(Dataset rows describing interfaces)
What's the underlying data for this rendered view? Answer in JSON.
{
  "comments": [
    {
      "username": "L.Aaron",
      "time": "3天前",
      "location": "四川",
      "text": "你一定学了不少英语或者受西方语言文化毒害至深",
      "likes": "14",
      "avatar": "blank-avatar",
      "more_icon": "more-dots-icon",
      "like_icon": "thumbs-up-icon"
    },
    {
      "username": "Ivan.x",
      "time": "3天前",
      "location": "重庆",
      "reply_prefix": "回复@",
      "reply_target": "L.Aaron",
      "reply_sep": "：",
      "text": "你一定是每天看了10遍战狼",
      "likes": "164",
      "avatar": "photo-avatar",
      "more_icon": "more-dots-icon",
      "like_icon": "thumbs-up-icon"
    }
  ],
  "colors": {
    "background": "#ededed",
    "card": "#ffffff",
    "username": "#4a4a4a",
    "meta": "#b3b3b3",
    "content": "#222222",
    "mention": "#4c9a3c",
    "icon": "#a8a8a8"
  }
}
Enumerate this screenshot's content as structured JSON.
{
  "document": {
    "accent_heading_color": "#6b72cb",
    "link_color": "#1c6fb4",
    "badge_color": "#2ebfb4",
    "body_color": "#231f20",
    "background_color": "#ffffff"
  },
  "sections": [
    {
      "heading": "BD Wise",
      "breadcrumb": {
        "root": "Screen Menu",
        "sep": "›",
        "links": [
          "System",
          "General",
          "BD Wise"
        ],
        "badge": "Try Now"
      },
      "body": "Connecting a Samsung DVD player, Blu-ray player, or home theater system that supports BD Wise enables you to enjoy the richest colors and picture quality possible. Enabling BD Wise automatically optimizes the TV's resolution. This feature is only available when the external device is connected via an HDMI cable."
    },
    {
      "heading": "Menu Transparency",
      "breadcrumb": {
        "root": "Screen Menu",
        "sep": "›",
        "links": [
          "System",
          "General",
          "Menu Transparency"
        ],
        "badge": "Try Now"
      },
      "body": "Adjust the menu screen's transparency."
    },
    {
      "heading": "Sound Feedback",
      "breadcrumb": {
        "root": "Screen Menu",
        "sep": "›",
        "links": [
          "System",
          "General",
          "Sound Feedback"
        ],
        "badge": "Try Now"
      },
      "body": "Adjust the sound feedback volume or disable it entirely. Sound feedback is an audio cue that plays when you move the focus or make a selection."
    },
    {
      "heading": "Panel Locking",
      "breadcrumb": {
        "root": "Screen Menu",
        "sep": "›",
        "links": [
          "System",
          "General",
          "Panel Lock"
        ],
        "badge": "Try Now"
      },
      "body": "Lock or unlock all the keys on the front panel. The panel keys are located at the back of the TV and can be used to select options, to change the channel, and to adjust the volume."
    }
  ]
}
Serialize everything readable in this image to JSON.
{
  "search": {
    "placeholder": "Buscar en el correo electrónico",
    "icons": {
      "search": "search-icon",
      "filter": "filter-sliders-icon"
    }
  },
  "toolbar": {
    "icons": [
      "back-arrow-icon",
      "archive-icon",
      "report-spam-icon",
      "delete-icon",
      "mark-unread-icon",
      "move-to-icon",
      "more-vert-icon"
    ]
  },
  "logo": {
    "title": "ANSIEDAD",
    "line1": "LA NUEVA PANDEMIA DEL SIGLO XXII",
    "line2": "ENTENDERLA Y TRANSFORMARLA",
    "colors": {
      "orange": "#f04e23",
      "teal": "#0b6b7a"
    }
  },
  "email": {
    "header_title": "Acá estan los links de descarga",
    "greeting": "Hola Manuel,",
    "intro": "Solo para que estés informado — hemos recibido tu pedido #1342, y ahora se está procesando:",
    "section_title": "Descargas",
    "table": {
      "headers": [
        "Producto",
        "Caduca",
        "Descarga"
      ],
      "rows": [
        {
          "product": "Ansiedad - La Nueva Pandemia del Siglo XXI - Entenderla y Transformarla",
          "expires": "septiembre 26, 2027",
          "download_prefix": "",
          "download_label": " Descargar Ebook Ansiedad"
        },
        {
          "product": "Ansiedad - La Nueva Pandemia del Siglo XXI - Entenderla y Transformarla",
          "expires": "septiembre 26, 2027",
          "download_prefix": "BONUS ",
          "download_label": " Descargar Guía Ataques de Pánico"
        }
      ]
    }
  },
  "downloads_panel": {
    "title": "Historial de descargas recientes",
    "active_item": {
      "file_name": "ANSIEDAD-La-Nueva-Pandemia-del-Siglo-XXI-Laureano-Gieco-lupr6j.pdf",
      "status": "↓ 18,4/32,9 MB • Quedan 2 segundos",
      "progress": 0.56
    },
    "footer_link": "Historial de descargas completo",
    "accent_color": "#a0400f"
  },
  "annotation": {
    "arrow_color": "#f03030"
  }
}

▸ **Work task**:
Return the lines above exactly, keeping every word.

▸ **Solution to this exercise**:
What's the underlying data for this rendered view? Answer in JSON.
{
  "comments": [
    {
      "username": "L.Aaron",
      "time": "3天前",
      "location": "四川",
      "text": "你一定学了不少英语或者受西方语言文化毒害至深",
      "likes": "14",
      "avatar": "blank-avatar",
      "more_icon": "more-dots-icon",
      "like_icon": "thumbs-up-icon"
    },
    {
      "username": "Ivan.x",
      "time": "3天前",
      "location": "重庆",
      "reply_prefix": "回复@",
      "reply_target": "L.Aaron",
      "reply_sep": "：",
      "text": "你一定是每天看了10遍战狼",
      "likes": "164",
      "avatar": "photo-avatar",
      "more_icon": "more-dots-icon",
      "like_icon": "thumbs-up-icon"
    }
  ],
  "colors": {
    "background": "#ededed",
    "card": "#ffffff",
    "username": "#4a4a4a",
    "meta": "#b3b3b3",
    "content": "#222222",
    "mention": "#4c9a3c",
    "icon": "#a8a8a8"
  }
}
Enumerate this screenshot's content as structured JSON.
{
  "document": {
    "accent_heading_color": "#6b72cb",
    "link_color": "#1c6fb4",
    "badge_color": "#2ebfb4",
    "body_color": "#231f20",
    "background_color": "#ffffff"
  },
  "sections": [
    {
      "heading": "BD Wise",
      "breadcrumb": {
        "root": "Screen Menu",
        "sep": "›",
        "links": [
          "System",
          "General",
          "BD Wise"
        ],
        "badge": "Try Now"
      },
      "body": "Connecting a Samsung DVD player, Blu-ray player, or home theater system that supports BD Wise enables you to enjoy the richest colors and picture quality possible. Enabling BD Wise automatically optimizes the TV's resolution. This feature is only available when the external device is connected via an HDMI cable."
    },
    {
      "heading": "Menu Transparency",
      "breadcrumb": {
        "root": "Screen Menu",
        "sep": "›",
        "links": [
          "System",
          "General",
          "Menu Transparency"
        ],
        "badge": "Try Now"
      },
      "body": "Adjust the menu screen's transparency."
    },
    {
      "heading": "Sound Feedback",
      "breadcrumb": {
        "root": "Screen Menu",
        "sep": "›",
        "links": [
          "System",
          "General",
          "Sound Feedback"
        ],
        "badge": "Try Now"
      },
      "body": "Adjust the sound feedback volume or disable it entirely. Sound feedback is an audio cue that plays when you move the focus or make a selection."
    },
    {
      "heading": "Panel Locking",
      "breadcrumb": {
        "root": "Screen Menu",
        "sep": "›",
        "links": [
          "System",
          "General",
          "Panel Lock"
        ],
        "badge": "Try Now"
      },
      "body": "Lock or unlock all the keys on the front panel. The panel keys are located at the back of the TV and can be used to select options, to change the channel, and to adjust the volume."
    }
  ]
}
Serialize everything readable in this image to JSON.
{
  "search": {
    "placeholder": "Buscar en el correo electrónico",
    "icons": {
      "search": "search-icon",
      "filter": "filter-sliders-icon"
    }
  },
  "toolbar": {
    "icons": [
      "back-arrow-icon",
      "archive-icon",
      "report-spam-icon",
      "delete-icon",
      "mark-unread-icon",
      "move-to-icon",
      "more-vert-icon"
    ]
  },
  "logo": {
    "title": "ANSIEDAD",
    "line1": "LA NUEVA PANDEMIA DEL SIGLO XXII",
    "line2": "ENTENDERLA Y TRANSFORMARLA",
    "colors": {
      "orange": "#f04e23",
      "teal": "#0b6b7a"
    }
  },
  "email": {
    "header_title": "Acá estan los links de descarga",
    "greeting": "Hola Manuel,",
    "intro": "Solo para que estés informado — hemos recibido tu pedido #1342, y ahora se está procesando:",
    "section_title": "Descargas",
    "table": {
      "headers": [
        "Producto",
        "Caduca",
        "Descarga"
      ],
      "rows": [
        {
          "product": "Ansiedad - La Nueva Pandemia del Siglo XXI - Entenderla y Transformarla",
          "expires": "septiembre 26, 2027",
          "download_prefix": "",
          "download_label": " Descargar Ebook Ansiedad"
        },
        {
          "product": "Ansiedad - La Nueva Pandemia del Siglo XXI - Entenderla y Transformarla",
          "expires": "septiembre 26, 2027",
          "download_prefix": "BONUS ",
          "download_label": " Descargar Guía Ataques de Pánico"
        }
      ]
    }
  },
  "downloads_panel": {
    "title": "Historial de descargas recientes",
    "active_item": {
      "file_name": "ANSIEDAD-La-Nueva-Pandemia-del-Siglo-XXI-Laureano-Gieco-lupr6j.pdf",
      "status": "↓ 18,4/32,9 MB • Quedan 2 segundos",
      "progress": 0.56
    },
    "footer_link": "Historial de descargas completo",
    "accent_color": "#a0400f"
  },
  "annotation": {
    "arrow_color": "#f03030"
  }
}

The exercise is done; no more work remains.